Identify, in the records below, every line where the string "true" appears, and copy each such line.

Start of INFORMATION GIVEN

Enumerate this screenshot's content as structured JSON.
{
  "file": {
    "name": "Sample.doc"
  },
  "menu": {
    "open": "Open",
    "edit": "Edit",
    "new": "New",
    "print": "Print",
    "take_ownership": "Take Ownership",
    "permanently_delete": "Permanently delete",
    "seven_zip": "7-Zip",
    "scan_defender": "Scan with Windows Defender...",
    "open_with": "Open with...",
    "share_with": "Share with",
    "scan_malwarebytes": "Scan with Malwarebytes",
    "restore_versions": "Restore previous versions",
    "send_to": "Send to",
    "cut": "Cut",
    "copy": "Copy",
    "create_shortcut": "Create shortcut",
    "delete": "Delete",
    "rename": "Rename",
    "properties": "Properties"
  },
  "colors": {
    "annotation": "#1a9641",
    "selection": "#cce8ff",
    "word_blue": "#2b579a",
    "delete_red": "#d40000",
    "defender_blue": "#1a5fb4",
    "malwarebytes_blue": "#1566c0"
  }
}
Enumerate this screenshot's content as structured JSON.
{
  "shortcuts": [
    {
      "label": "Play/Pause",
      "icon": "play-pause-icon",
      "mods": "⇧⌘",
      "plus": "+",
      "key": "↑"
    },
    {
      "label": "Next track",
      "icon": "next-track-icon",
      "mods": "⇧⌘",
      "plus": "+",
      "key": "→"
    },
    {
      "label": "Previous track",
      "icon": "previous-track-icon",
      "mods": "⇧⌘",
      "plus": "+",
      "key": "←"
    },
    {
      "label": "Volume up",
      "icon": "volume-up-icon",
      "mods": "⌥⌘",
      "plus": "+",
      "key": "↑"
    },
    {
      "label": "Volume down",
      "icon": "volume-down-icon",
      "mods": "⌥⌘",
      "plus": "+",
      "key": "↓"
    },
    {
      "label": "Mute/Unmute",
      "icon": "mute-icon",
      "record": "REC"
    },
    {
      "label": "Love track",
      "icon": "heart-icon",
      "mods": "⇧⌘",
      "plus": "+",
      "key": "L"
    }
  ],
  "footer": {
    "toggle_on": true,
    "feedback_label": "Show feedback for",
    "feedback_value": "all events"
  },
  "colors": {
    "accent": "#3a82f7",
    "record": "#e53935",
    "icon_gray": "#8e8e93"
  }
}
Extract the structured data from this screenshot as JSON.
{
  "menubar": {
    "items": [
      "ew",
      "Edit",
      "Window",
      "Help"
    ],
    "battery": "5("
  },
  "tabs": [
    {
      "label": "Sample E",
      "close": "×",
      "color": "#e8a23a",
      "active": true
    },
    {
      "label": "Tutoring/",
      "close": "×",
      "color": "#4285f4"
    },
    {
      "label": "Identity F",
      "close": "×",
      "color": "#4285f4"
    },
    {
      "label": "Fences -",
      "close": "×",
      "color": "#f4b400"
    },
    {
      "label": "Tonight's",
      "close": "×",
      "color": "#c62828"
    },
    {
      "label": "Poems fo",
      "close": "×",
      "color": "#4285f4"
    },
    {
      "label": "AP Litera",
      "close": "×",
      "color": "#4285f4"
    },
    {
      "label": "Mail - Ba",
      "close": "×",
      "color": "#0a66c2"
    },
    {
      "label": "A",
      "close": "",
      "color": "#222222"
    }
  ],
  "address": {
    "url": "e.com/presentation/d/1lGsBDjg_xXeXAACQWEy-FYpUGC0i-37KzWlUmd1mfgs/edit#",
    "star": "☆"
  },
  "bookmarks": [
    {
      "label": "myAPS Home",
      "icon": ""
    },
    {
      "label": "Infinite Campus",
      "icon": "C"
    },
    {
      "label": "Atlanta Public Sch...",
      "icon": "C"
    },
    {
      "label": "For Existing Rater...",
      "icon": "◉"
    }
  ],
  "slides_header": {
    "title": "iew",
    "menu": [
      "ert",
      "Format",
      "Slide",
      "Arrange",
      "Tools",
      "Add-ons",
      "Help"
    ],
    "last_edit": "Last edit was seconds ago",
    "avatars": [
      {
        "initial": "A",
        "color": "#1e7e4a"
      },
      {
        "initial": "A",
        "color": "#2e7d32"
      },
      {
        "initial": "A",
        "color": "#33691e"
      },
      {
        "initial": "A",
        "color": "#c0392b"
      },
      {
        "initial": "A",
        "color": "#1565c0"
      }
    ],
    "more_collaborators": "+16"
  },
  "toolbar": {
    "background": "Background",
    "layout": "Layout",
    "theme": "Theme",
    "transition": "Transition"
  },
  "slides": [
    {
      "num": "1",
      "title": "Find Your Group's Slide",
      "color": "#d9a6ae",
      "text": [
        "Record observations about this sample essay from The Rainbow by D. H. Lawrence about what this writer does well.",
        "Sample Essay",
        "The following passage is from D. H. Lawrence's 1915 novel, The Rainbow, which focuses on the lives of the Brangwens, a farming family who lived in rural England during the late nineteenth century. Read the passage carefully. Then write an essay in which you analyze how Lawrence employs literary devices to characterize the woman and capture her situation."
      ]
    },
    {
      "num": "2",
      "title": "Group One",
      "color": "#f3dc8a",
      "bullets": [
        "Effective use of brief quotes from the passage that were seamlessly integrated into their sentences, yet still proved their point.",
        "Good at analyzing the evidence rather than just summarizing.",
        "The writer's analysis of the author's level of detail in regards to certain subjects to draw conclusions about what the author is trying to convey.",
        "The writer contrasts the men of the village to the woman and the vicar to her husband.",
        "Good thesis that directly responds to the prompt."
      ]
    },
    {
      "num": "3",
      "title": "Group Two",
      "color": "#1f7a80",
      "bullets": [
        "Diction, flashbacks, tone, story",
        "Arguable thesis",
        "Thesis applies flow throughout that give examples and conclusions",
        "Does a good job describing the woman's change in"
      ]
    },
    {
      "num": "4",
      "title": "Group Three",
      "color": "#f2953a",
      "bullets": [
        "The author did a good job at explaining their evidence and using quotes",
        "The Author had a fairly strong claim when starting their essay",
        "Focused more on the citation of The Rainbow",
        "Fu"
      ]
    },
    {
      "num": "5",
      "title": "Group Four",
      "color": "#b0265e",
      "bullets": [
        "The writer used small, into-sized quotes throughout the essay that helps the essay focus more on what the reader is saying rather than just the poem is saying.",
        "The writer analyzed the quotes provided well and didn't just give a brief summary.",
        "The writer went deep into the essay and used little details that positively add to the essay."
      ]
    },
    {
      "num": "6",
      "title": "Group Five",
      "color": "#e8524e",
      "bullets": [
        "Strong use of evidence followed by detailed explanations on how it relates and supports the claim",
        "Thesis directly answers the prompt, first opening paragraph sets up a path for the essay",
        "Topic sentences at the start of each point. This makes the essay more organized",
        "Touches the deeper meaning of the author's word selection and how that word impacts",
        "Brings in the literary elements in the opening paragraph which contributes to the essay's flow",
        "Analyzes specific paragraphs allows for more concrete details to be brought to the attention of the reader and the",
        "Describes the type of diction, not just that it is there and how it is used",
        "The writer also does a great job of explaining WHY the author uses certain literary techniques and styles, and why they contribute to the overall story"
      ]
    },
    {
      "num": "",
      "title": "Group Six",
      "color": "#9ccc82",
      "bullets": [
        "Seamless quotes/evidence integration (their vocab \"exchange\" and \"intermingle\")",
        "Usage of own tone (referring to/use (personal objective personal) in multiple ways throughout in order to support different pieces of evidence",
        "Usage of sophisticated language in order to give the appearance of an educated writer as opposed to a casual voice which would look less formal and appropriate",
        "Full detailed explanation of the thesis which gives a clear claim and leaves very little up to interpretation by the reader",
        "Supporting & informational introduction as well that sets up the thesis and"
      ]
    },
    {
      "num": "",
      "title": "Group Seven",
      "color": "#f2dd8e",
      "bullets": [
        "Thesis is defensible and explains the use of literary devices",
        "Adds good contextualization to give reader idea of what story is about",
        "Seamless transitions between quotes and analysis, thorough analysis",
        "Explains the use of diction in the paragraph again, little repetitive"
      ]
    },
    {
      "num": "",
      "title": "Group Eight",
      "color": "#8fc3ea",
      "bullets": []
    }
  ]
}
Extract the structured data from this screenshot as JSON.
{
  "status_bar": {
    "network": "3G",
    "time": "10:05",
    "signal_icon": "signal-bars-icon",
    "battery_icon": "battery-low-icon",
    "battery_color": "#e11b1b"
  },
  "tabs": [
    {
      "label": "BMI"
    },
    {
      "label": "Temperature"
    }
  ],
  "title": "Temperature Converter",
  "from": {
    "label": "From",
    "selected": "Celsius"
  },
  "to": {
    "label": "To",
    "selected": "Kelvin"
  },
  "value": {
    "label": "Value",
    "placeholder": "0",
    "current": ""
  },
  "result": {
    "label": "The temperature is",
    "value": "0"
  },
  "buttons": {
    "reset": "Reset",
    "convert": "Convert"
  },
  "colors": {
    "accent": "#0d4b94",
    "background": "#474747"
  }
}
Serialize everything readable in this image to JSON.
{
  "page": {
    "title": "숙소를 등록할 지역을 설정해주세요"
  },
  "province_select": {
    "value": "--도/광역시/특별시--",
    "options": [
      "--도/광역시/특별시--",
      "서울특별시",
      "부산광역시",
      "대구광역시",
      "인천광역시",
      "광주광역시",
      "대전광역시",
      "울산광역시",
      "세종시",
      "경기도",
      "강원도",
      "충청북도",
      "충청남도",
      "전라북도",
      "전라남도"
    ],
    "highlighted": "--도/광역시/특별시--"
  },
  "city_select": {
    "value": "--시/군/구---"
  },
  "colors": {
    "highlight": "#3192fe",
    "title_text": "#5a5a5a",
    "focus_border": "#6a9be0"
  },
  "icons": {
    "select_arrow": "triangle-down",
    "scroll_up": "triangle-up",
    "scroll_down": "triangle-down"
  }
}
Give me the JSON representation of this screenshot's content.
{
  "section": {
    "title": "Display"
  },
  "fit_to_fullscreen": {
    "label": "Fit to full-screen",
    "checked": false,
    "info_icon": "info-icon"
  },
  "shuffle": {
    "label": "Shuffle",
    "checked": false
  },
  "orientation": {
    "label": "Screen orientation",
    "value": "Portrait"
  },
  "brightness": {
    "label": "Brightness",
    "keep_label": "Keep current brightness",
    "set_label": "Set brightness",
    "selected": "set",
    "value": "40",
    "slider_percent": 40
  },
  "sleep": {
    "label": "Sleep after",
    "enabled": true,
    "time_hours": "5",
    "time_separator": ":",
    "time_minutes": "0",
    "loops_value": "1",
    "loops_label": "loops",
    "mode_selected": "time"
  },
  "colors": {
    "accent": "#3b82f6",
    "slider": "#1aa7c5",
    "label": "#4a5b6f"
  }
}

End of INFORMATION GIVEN

# TASK SOLUTION:
    "toggle_on": true,
      "active": true
    "enabled": true,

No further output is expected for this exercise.